Plexiglass/hesalite/acrylic—plastic for watch crystals. Less marketable than sapphire, and on dive watches, more expensive to manufacture. So why even use it?
The short answer: our watches are built to be reliable tools, not precious jewelry. They're made for those who intend to treat them as such, and who aren't afraid of a little wear and tear. And this used to be the norm—watches were actually used as instruments.
So let's start there.
From left to right:
Omega Speedmaster Moonwatch (c.1967-present): As indicated by the name, the first watch on the moon.
Rolex Submariner ref. 6538 (c. 1955-1959): made famous by Sean Connery, as James Bond, in Dr. No, Goldfinger, From Russia with Love, and Thunderball.
Tudor Submariner ref. 9041/0 (c. 1975-1983): used by French Navy ("Marine Nationale") divers/combat swimmers.
These icons used plastic crystals (in fact, the Speedmaster still has the option to this day); they looked great and could take a beating. But since their time, priorities have shifted, with watches viewed more as status symbols. So it makes more sense for the luxury-oriented industry to shift towards hard-to-scratch sapphire from hard-to-break plexi (without mentioning the marketability of the word "sapphire" itself).

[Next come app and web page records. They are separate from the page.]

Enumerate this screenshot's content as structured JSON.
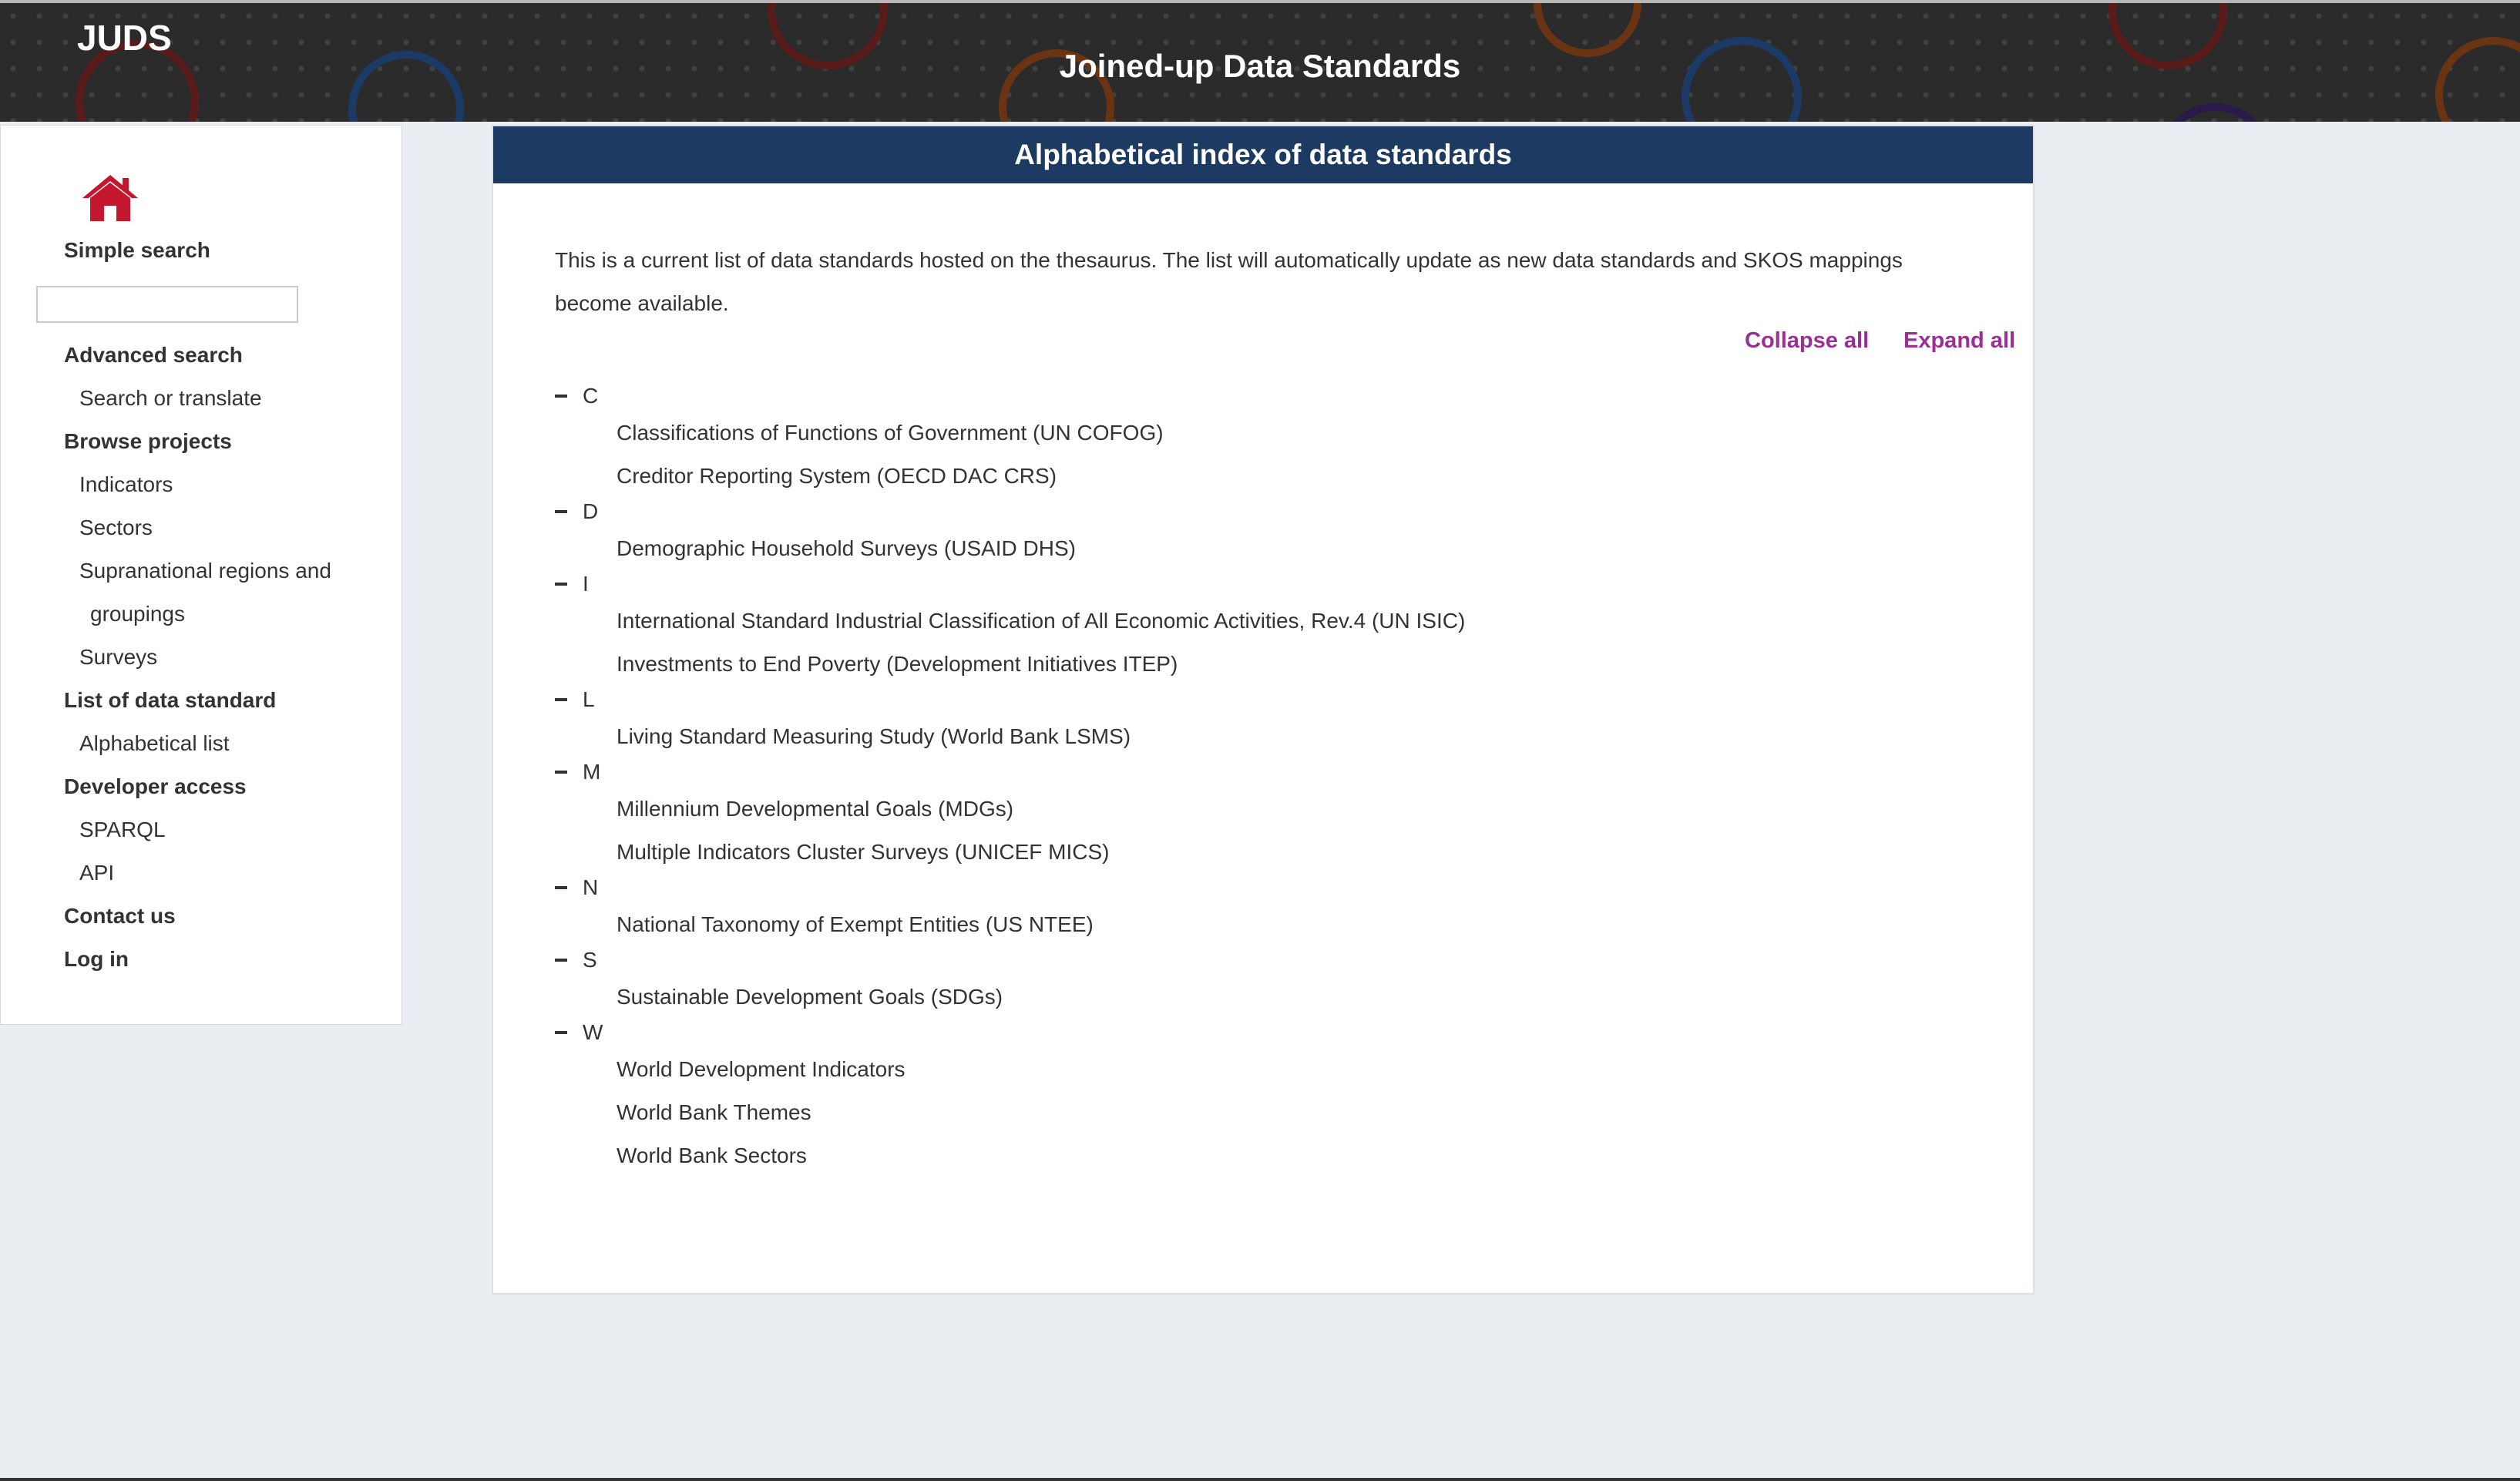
{
  "header": {
    "logo": "JUDS",
    "title": "Joined-up Data Standards"
  },
  "sidebar": {
    "simple_search_label": "Simple search",
    "search_value": "",
    "advanced_search": "Advanced search",
    "search_or_translate": "Search or translate",
    "browse_projects": "Browse projects",
    "indicators": "Indicators",
    "sectors": "Sectors",
    "supranational_line1": "Supranational regions and",
    "supranational_line2": "groupings",
    "surveys": "Surveys",
    "list_of_data_standard": "List of data standard",
    "alphabetical_list": "Alphabetical list",
    "developer_access": "Developer access",
    "sparql": "SPARQL",
    "api": "API",
    "contact_us": "Contact us",
    "log_in": "Log in"
  },
  "main": {
    "title": "Alphabetical index of data standards",
    "intro": "This is a current list of data standards hosted on the thesaurus. The list will automatically update as new data standards and SKOS mappings become available.",
    "collapse_all": "Collapse all",
    "expand_all": "Expand all",
    "groups": [
      {
        "letter": "C",
        "items": [
          "Classifications of Functions of Government (UN COFOG)",
          "Creditor Reporting System (OECD DAC CRS)"
        ]
      },
      {
        "letter": "D",
        "items": [
          "Demographic Household Surveys (USAID DHS)"
        ]
      },
      {
        "letter": "I",
        "items": [
          "International Standard Industrial Classification of All Economic Activities, Rev.4 (UN ISIC)",
          "Investments to End Poverty (Development Initiatives ITEP)"
        ]
      },
      {
        "letter": "L",
        "items": [
          "Living Standard Measuring Study (World Bank LSMS)"
        ]
      },
      {
        "letter": "M",
        "items": [
          "Millennium Developmental Goals (MDGs)",
          "Multiple Indicators Cluster Surveys (UNICEF MICS)"
        ]
      },
      {
        "letter": "N",
        "items": [
          "National Taxonomy of Exempt Entities (US NTEE)"
        ]
      },
      {
        "letter": "S",
        "items": [
          "Sustainable Development Goals (SDGs)"
        ]
      },
      {
        "letter": "W",
        "items": [
          "World Development Indicators",
          "World Bank Themes",
          "World Bank Sectors"
        ]
      }
    ]
  },
  "colors": {
    "header_bg": "#2b2b2b",
    "panel_header_bg": "#1d3a63",
    "link_purple": "#9a2f96",
    "home_icon_red": "#c4172d"
  },
  "icons": {
    "home": "home-icon",
    "collapse": "collapse-minus-icon"
  }
}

But the difference in form and function remains. Plexi is the more transparent material. It has less glare, because plexi tends to refract more than it reflects (compared to sapphire or mineral glass). It will sparkle rather than mirror, which is why the term "warmth" is often used by vintage watch aficionados to describe plexi's optical qualities, as opposed to the cold reflections of sapphire or glass. It's also harder to smudge.
"Given the choice between acrylic or sapphire, I’ll always choose acrylic for its warmth..."
Structurally, plexi is more flexible, which makes it more resistant to impact. And if it does break, it's much more likely to crack rather than shatter, which better protects the inner components of a watch. It's true that this flexibility makes plexi easier to scratch (sapphire is the opposite; it's much harder to scratch but more prone to shatter). But the good news is that marks can easily be buffed out with virtually any polishing compound.
It's that easy: scratches before and after a quick application of Polywatch.
Since we're romantic nostalgics, the choice to go with plexi was obvious, but it actually wasn't easy. Mounting a plexi crystal on a dive watch is quite difficult and has become somewhat of a lost art. Most case suppliers simply couldn't do it, having been accustomed to sapphire and mineral glass for so long (they're much easier to work with, because they only require a plastic I-ring on the outer diameter of the crystal).
It took some trial and error, but we were able to successfully adopt a mechanism known as the "armored glass" method, used by Omega in the 1950s and 60s, that deploys a steel tension ring on the crystal's inner diameter. It's more expensive to make it this way, but to us, the cost was more than worth it.
Armored glass: using a steel tension ring (encircled) for water resistance
We love plexi because it allows us to time travel a little bit. But we use it not only for the sake of nostalgia; it's not just to call back to an era of watches as instruments. On its own, plexi still looks fantastic and is still extremely practical. It's just as good now as it was back then.